Shedd has had rockhopper penguins since the Oceanarium opened in 1991. In fact, two of the original birds are still here: Wellington and Magdalena. In their mid-30s, they are among the most senior penguins in U.S. zoos and aquariums, benefiting from lifelong excellent care and advances in veterinary geriatric medicine.
Rockhoppers were named for their unique mode of locomotion. Unlike other penguin species, these 1½-foot-tall birds hop — almost bounce — from place to place, a useful adaptation to the rocky terrain of their windswept islands.
Rockhoppers are also rock nesters. Each March, before breeding season, our animal care experts place a big pile of small river rocks and other nesting materials such as lavender sprigs in the center of the penguin habitat.
The males scramble for the choicest rocks with which to build their nests. A carefully arranged circle of stones keeps a pair’s egg from rolling off a nesting ledge during the 32- to 34-day incubation period. A nice nest will attract, or reinforce the pair bond with, a female. Hauling the rocks one by one in their beaks, the males are not above stealing better-looking building materials from their neighbors.
Rockhoppers also use their distinctive crest feathers in mating displays, shaking their heads rapidly to make the long, chrome yellow feathers whirl.
Shedd’s first successful rockhopper hatching was in 1995. Since then we’ve welcomed more than a dozen chicks, most recently a female chick in 2023, the offspring of mated pair Edward and Annie.
It’s not unusual for caregivers to move an egg from its biological parents to an experienced foster pair to improve hatching success. Indeed, it’s a standard practice if a pair lays two fertile eggs to place one with another proven pair so that each chick will get one-on-one parental care.

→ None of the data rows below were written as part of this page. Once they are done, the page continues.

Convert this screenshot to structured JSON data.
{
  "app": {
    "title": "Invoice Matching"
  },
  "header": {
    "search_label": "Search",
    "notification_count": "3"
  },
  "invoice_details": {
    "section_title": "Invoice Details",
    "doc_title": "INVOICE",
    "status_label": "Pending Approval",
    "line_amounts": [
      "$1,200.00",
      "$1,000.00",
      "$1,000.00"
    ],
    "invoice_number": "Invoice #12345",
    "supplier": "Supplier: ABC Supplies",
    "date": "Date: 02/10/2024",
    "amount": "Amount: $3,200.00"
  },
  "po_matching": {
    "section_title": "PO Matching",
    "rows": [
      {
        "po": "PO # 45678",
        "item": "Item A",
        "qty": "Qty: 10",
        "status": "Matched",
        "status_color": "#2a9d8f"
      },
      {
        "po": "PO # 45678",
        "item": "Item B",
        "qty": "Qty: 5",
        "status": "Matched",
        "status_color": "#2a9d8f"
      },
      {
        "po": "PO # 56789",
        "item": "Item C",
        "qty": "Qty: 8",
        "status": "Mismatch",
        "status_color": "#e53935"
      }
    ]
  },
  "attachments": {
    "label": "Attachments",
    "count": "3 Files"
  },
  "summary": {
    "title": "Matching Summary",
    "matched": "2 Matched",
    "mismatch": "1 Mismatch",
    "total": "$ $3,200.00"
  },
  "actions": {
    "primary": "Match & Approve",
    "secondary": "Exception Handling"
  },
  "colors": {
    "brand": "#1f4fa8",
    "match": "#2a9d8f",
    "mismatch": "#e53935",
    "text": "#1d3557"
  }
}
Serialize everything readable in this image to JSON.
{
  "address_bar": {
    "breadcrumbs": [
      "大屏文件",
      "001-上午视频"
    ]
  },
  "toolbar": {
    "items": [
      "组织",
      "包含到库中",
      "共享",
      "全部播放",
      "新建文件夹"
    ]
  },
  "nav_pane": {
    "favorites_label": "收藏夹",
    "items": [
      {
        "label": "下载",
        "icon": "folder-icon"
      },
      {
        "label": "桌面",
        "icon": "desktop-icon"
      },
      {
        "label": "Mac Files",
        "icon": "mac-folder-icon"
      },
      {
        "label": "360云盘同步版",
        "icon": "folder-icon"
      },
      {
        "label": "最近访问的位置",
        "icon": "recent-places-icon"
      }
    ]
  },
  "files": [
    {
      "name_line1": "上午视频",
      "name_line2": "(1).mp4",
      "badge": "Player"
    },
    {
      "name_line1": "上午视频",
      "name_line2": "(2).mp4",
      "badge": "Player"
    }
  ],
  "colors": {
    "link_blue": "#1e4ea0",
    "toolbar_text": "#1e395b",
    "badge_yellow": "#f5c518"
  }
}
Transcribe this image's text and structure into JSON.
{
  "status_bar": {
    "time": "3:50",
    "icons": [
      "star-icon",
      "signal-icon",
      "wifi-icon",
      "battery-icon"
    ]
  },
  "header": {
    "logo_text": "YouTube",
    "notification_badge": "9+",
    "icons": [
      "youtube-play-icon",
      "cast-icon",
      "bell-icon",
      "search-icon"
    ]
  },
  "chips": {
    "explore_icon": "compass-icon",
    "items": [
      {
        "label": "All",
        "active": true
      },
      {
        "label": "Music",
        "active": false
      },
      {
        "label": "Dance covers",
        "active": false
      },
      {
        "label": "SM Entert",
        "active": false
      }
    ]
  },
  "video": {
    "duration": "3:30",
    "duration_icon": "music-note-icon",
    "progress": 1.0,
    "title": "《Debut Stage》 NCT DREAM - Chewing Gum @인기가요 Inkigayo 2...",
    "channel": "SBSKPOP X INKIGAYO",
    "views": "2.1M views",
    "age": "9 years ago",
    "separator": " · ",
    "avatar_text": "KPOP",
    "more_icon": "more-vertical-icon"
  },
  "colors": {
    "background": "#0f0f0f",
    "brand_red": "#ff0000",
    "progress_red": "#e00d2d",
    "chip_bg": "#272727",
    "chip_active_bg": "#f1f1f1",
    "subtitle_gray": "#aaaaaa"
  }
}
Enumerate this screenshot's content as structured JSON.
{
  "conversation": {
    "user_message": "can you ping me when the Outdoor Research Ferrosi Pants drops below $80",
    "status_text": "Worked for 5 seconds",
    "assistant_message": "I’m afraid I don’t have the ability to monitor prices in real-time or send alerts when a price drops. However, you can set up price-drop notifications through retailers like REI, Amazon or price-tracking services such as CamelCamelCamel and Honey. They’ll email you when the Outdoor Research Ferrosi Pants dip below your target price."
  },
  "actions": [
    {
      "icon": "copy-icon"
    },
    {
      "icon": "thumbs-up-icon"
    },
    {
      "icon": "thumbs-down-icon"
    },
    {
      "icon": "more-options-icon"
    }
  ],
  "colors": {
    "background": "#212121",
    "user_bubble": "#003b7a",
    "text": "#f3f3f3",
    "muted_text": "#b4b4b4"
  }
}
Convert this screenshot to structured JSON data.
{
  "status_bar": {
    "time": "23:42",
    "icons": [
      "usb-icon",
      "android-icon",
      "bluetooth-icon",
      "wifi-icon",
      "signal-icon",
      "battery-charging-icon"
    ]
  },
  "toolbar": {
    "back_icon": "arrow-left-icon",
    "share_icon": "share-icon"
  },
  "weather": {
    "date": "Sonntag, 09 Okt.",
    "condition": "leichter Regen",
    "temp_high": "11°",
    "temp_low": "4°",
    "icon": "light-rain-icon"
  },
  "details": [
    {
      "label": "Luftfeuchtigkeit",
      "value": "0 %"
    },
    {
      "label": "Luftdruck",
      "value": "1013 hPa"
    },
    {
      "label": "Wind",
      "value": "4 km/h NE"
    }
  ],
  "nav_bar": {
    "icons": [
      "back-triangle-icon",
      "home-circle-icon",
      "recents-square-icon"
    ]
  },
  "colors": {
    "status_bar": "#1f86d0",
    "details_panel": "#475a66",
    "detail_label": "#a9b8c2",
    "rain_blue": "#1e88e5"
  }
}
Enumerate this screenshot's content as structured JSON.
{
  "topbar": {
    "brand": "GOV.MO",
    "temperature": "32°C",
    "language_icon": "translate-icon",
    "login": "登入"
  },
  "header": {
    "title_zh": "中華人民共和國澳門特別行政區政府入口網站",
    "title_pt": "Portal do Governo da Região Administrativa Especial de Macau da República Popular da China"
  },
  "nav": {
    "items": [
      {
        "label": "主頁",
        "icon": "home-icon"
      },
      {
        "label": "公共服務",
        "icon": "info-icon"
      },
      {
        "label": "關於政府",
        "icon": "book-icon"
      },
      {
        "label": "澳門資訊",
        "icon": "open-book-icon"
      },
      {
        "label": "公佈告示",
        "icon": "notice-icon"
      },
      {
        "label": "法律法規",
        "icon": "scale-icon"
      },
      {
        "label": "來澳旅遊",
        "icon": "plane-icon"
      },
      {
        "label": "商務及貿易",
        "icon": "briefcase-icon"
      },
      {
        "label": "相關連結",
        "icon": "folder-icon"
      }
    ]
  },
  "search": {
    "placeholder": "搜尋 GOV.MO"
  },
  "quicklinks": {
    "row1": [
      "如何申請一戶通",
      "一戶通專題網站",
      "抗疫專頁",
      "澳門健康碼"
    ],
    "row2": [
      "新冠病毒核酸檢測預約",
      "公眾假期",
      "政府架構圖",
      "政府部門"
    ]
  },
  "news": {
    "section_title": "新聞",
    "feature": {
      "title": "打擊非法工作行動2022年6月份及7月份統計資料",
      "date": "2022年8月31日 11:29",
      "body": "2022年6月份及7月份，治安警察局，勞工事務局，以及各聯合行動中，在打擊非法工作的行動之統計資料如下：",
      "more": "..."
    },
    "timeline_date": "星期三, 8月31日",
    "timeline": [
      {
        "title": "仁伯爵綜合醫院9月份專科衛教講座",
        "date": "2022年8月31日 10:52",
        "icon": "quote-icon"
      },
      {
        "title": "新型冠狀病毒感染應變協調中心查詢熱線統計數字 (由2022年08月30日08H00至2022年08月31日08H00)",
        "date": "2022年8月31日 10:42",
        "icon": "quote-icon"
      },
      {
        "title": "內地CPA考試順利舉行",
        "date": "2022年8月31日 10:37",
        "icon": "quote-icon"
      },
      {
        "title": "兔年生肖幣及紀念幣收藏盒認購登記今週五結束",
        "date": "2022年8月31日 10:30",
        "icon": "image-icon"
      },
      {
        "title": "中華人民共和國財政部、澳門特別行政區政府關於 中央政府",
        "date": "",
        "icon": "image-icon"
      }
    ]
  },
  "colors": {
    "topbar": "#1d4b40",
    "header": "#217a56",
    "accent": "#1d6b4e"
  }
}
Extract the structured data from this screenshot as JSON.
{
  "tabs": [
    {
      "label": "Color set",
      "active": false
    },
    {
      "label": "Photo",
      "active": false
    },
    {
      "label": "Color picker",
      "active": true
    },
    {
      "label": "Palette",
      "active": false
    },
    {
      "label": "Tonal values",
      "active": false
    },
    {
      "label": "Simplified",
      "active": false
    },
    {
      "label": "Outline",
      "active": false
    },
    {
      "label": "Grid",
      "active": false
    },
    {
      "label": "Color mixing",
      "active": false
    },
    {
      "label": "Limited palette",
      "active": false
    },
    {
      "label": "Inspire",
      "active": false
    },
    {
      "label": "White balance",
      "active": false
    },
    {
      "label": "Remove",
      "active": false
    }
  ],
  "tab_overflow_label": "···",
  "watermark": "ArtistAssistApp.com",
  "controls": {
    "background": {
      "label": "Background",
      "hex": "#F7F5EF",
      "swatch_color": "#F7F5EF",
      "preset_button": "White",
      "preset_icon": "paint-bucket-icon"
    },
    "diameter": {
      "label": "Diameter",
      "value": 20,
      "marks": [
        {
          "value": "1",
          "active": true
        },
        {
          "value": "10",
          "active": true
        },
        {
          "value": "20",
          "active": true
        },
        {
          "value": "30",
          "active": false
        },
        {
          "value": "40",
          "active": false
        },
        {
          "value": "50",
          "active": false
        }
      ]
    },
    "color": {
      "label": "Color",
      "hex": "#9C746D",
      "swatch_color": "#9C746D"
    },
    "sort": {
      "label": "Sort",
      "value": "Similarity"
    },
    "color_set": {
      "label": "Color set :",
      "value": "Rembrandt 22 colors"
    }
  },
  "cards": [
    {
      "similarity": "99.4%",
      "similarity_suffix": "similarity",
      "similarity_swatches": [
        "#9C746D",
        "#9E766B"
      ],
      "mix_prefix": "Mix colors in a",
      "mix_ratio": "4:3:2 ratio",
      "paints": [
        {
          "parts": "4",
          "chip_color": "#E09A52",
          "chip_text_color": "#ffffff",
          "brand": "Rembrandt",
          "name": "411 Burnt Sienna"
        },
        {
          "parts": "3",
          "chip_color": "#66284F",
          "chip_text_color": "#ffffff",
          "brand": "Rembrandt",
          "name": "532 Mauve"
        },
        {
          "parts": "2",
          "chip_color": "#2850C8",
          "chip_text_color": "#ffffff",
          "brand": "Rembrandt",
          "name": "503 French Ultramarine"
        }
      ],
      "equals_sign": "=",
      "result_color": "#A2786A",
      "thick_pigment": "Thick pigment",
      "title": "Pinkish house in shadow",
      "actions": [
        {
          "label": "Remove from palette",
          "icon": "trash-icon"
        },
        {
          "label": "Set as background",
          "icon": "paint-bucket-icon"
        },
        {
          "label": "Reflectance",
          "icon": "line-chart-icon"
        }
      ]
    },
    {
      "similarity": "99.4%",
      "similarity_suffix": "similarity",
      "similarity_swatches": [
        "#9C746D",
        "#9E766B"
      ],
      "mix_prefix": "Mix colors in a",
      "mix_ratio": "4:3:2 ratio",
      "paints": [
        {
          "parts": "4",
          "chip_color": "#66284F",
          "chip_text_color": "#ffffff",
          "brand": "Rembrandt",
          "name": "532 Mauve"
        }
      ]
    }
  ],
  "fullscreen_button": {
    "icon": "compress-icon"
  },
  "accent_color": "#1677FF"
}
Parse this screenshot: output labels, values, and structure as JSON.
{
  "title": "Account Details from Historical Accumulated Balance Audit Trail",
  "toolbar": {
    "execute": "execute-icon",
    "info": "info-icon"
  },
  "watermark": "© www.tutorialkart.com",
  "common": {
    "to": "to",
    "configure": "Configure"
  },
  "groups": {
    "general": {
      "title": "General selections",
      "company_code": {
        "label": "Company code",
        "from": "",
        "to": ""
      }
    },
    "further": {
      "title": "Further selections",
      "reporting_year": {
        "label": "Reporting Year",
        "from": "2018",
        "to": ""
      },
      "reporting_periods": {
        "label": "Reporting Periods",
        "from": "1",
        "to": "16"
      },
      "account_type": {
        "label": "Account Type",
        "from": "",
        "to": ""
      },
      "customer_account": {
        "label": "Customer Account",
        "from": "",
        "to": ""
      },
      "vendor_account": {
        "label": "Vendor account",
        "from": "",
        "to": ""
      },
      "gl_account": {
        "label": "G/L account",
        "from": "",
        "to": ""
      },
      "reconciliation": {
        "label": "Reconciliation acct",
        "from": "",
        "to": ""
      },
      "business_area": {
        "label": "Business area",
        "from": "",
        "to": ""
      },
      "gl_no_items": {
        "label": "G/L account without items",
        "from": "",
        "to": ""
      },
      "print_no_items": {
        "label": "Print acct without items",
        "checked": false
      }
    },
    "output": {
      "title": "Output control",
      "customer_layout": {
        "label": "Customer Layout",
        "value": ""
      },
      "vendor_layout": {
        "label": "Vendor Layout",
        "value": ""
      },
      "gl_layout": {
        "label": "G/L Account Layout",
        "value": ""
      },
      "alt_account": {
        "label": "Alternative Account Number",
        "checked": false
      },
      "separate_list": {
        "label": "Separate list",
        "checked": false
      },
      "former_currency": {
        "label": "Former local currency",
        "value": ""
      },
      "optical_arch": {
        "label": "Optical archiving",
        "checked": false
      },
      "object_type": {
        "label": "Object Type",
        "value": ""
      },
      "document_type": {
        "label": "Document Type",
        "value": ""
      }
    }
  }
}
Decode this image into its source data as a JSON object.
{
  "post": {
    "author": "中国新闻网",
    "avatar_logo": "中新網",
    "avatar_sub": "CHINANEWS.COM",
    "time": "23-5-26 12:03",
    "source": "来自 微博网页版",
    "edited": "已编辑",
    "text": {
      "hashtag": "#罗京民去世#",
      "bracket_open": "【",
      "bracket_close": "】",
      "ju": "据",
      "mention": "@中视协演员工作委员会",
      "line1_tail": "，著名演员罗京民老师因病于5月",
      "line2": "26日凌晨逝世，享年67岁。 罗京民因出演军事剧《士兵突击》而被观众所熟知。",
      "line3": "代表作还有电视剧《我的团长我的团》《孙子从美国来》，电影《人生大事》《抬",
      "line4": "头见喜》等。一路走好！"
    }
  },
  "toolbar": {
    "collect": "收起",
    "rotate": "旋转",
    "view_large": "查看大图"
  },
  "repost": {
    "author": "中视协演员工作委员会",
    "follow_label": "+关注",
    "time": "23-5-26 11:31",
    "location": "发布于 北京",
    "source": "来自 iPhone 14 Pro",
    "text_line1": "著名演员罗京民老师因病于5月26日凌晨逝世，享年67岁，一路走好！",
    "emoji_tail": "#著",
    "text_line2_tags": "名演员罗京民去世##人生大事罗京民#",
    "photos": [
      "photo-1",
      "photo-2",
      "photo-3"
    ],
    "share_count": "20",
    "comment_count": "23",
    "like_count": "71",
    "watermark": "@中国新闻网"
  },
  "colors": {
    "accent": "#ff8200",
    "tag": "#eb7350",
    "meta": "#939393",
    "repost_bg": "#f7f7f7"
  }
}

In the wild, Magellanic penguins hunt for fishes in the rich waters of the Strait of Magellan, which separates mainland South America and Tierra del Fuego. The birds and the water passage were named for the Portuguese explorer, Ferdinand Magellan, who was the first European to discover both of them. (Magellan’s crew described the 2-foot tall penguins as black geese.)
Magellanics are among the temperate-weather penguin species — those that don’t live in the southern polar region — but their range overlaps with that of the colder-climate rockhoppers. Within Shedd’s penguin habitat, the two species intermingle.
On land, Magellanic penguin pairs will build burrows for protection and to lay their eggs. In water, their bullet-shaped bodies and rudder-like flippers allow them to zoom through the ocean at about 15 mph.
Protecting Penguins Globally
The penguins at Shedd are ambassadors for their species, even playing a direct role in conservation research to protect penguins and their food sources in Patagonia.
Shedd’s own Magellanic penguin colony has contributed, as a control group, to research to determine what penguins in Argentina are eating, which will eventually lead to recommendations on how we can best protect those food resources and penguins at large.